One of the most complex refineries in the world and the second-largest of Europe's six integrated refining-petrochemical "supersites," the Sarroch Refinery on the Italian island of Sardinia boasts a capacity of 300,000 b/d.
The Saras S.p.A.-owned refinery, which has been in operation since 1965, uses a highly flexible multi-train configuration that allows it to process a diverse slate of crude oils including: light extra sweet, light sweet, medium sweet, light sour, medium sour, and heavy sour. Centrally located in the Mediterranean region, the refinery sources more than 50% of its crude oil from Libya. Other significant sources of crude for the facility include the North Sea, the Former Soviet Union, and the Middle East.
Major process units at the Sarroch Refinery include the following: atmospheric distillation (3 units); vacuum distillation (2); visbreaking; distillate cracking (FCC); cat reforming (CCR); distillate hydrocracking (2); hydrotreating (5); alkylation; oxygenates (TAME); hydrogen/PSA (2); gasification (3); BTX plant; and semi-rigernerative reformer.
Light and medium products--particularly liquefied petroleum gas (LPG), gasoline, and diesel--constitute more than 80% of the refinery's product yield. Of this figure, approximately one-half comprises medium distillates (primarily diesel).
The Sarroch Refinery is noted for its ability to process heavier, more acidic unconventional crude oils, which are less expensive but more difficult to refine. Saras is enhancing the refinery's unconventional crude processing capability even further. In fact, roughly 57% of the company's approximately EUR1.1 billion refining capital spending plan for 2008 through 2011 is earmarked to support a strategy of continuous upgrading. Also, Saras plans to increase its conversion capacity at the facility--increasing diesel production/middle distillate yield by 2.5% (or 365,000 t/y) at the expense of fuel oil.

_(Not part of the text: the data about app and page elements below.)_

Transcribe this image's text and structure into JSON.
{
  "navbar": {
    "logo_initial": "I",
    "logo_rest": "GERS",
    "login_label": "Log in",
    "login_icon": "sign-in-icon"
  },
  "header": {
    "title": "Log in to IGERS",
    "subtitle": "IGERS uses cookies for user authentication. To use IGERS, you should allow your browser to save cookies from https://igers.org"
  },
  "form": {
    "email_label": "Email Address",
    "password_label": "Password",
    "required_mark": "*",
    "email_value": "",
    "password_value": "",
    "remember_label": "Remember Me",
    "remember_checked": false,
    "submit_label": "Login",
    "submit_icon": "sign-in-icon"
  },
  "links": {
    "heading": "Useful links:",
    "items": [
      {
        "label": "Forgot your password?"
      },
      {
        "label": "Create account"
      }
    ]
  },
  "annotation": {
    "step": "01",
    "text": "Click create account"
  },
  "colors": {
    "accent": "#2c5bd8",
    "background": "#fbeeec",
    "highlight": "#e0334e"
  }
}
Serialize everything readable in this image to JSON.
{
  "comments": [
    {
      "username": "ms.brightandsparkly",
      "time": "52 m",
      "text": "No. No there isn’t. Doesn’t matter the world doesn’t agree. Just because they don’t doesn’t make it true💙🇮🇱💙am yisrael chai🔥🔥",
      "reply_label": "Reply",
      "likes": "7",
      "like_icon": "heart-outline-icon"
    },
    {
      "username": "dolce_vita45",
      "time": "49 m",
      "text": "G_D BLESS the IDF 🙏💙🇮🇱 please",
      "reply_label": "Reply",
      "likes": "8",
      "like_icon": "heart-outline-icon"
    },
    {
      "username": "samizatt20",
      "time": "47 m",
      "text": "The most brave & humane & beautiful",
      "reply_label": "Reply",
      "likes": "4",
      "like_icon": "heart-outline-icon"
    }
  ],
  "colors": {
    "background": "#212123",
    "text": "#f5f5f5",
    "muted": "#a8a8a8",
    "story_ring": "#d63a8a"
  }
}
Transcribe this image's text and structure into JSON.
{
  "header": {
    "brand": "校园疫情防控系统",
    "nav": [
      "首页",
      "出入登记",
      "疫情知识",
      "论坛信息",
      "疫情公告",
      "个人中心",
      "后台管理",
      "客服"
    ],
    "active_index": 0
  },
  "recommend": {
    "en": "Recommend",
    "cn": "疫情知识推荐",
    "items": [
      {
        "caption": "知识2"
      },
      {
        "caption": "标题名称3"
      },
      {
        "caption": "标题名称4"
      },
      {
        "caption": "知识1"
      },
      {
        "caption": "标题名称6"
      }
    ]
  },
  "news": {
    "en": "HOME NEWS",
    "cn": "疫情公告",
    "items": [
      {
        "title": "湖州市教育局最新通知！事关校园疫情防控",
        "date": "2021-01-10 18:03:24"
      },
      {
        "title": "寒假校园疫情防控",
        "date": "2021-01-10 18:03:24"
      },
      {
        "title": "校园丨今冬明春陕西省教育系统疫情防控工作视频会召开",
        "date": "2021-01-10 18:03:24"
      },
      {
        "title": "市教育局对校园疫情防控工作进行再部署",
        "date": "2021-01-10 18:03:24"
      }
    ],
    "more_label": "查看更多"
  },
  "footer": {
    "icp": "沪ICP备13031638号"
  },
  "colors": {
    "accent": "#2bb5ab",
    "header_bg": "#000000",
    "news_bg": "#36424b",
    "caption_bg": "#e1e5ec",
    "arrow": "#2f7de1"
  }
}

Saras plans to achieve its goal of increasing the refinery's conversion capacity in party by revamping the refinery's second mild hydrocracking unit (MHC 2) and installing a new steam reforming unit. In March 2008, Foster Wheeler announced that Saras awarded it an engineering, procurement, and construction management project to revamp MHC 2. The revamp will upgrade the facility's mild hydrocracking capacity, performance, and conversion while achieving a longer catalyst life duration. It includes major modification to the reaction section, including installation of a new pretreat reactor. In addition, the revamp calls for upgrading the gas compression circuit and installing a new high-pressure amine wash section. The revamped MHC 2 and new steam reforming unit, which will boost the refinery's diesel production by 5,500 b/d, should be online in Second Half 2010.

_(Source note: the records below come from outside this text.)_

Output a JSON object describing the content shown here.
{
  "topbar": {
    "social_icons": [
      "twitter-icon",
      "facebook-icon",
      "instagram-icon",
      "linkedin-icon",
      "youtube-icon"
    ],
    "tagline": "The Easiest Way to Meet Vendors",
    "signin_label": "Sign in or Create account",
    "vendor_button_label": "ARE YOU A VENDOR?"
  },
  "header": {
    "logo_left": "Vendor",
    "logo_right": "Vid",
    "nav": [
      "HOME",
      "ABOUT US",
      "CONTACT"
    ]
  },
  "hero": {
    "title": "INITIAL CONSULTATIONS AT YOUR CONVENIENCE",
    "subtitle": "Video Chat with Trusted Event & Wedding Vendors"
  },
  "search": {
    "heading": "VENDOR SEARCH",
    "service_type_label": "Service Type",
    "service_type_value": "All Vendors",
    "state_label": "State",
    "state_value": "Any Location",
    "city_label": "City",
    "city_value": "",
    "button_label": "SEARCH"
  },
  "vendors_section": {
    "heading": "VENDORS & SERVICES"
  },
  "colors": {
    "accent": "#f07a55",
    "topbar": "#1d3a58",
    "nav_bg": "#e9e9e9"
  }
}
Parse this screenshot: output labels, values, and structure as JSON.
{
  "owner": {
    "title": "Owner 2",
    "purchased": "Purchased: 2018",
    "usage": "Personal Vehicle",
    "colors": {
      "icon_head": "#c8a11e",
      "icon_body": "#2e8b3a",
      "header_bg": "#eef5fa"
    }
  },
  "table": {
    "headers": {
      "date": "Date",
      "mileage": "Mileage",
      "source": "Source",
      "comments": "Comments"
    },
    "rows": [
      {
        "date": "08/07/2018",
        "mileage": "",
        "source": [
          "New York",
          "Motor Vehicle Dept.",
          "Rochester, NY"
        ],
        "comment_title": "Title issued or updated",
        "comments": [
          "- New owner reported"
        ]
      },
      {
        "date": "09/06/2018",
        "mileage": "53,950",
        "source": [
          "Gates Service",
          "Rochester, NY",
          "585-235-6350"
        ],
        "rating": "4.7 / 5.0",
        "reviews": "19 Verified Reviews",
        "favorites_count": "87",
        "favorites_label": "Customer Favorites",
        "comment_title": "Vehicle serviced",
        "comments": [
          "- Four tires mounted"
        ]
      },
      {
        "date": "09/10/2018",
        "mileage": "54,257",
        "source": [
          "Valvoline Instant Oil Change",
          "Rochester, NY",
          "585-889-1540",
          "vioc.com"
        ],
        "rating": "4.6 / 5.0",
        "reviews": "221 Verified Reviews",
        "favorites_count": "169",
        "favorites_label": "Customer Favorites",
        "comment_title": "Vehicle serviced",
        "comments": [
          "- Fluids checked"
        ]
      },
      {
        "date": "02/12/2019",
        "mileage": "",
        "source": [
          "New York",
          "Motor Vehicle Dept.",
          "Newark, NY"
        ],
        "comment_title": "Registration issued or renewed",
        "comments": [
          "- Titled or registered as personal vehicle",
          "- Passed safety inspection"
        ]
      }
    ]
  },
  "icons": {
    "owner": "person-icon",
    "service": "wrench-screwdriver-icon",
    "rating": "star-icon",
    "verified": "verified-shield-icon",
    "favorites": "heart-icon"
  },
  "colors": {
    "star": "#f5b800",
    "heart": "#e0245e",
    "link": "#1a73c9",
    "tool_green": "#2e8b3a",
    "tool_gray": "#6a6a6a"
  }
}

The visbreaking unit at the refinery also will be revamped. The project, which will enable the facility to produce an extra 2,000 b/d of diesel, is slated for completion in the second half of 2011.